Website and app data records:

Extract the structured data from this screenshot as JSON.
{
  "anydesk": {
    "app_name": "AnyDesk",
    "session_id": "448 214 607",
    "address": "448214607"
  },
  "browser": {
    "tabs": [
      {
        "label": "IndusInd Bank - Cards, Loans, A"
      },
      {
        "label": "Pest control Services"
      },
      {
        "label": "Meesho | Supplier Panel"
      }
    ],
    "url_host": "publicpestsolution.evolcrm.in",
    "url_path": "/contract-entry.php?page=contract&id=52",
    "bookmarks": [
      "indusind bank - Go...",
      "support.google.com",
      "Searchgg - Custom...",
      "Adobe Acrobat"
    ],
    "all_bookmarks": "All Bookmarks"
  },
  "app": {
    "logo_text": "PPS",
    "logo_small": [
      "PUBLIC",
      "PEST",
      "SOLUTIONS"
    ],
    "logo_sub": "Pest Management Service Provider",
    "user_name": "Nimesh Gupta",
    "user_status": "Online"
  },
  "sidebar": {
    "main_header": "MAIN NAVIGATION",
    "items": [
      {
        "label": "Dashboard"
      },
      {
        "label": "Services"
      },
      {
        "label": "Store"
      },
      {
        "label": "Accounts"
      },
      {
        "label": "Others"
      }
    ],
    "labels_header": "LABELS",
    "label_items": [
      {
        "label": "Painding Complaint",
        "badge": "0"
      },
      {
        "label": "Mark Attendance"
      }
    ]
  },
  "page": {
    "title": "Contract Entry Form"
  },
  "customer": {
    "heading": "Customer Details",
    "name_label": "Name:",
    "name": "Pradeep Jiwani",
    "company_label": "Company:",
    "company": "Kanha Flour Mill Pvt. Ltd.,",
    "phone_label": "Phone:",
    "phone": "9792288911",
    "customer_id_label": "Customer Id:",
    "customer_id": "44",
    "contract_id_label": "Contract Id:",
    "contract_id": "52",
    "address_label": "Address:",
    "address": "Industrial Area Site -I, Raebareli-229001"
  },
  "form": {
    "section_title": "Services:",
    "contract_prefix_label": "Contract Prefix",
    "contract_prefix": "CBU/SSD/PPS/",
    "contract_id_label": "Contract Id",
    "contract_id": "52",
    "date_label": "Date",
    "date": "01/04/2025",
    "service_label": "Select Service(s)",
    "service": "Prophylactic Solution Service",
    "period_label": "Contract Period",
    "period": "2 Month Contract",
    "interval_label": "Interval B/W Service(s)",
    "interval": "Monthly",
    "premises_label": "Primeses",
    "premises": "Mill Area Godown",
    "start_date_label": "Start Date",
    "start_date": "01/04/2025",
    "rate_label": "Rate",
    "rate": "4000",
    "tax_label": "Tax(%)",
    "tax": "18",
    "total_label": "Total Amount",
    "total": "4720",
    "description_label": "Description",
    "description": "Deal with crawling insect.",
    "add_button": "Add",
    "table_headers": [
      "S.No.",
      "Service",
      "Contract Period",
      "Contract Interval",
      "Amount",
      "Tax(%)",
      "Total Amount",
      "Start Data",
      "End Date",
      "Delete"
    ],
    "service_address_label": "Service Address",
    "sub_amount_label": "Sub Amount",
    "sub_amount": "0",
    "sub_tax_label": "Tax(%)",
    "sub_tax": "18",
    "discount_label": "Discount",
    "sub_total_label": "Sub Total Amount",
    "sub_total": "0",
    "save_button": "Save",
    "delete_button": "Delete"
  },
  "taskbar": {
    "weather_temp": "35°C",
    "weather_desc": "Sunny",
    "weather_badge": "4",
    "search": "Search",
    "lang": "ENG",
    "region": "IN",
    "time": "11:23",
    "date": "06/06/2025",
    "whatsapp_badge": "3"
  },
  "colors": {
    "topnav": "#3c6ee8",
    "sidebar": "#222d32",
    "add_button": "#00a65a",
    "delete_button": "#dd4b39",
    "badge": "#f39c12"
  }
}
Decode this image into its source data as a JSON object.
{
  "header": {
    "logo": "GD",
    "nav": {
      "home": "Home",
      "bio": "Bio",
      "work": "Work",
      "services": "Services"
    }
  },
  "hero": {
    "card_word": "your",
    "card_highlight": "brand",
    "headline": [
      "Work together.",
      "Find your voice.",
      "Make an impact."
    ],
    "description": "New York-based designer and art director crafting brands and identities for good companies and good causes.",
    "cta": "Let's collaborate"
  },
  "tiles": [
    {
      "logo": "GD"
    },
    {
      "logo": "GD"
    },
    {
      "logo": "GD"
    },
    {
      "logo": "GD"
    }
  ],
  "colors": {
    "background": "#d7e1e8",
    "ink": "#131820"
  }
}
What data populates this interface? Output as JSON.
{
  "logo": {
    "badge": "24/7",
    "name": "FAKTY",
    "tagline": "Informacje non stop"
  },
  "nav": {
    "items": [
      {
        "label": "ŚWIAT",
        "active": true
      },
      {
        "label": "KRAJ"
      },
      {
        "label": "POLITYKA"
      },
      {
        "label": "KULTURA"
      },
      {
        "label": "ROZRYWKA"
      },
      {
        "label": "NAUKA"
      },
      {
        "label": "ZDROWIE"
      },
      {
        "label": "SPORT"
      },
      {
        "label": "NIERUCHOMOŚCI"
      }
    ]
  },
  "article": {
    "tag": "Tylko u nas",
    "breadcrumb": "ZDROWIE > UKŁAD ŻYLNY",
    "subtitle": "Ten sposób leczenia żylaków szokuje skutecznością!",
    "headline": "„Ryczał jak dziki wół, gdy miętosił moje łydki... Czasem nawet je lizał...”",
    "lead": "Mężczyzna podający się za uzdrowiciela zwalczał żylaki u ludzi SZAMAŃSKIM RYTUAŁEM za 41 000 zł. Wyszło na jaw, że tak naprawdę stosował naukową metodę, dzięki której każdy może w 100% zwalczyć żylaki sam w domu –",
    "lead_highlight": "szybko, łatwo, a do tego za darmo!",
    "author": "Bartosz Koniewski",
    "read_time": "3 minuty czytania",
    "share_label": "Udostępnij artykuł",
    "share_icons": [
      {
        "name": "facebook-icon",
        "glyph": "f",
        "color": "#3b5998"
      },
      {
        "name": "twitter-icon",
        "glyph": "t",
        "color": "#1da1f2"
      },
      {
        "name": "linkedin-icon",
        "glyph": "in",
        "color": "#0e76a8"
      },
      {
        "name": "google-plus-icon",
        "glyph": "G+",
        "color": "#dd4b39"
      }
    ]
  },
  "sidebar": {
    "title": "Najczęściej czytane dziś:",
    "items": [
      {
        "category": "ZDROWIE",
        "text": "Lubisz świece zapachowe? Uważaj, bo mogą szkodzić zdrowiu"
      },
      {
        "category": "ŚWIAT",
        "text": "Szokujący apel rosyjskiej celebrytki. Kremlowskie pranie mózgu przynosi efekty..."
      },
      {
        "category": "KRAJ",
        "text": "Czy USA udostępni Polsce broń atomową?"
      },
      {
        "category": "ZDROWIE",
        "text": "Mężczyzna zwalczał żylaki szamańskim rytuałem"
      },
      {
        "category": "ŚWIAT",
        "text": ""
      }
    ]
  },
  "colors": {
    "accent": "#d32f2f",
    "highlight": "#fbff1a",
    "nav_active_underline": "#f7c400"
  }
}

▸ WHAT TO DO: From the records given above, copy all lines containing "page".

▸ ANSWER:
    "url_path": "/contract-entry.php?page=contract&id=52",
  "page": {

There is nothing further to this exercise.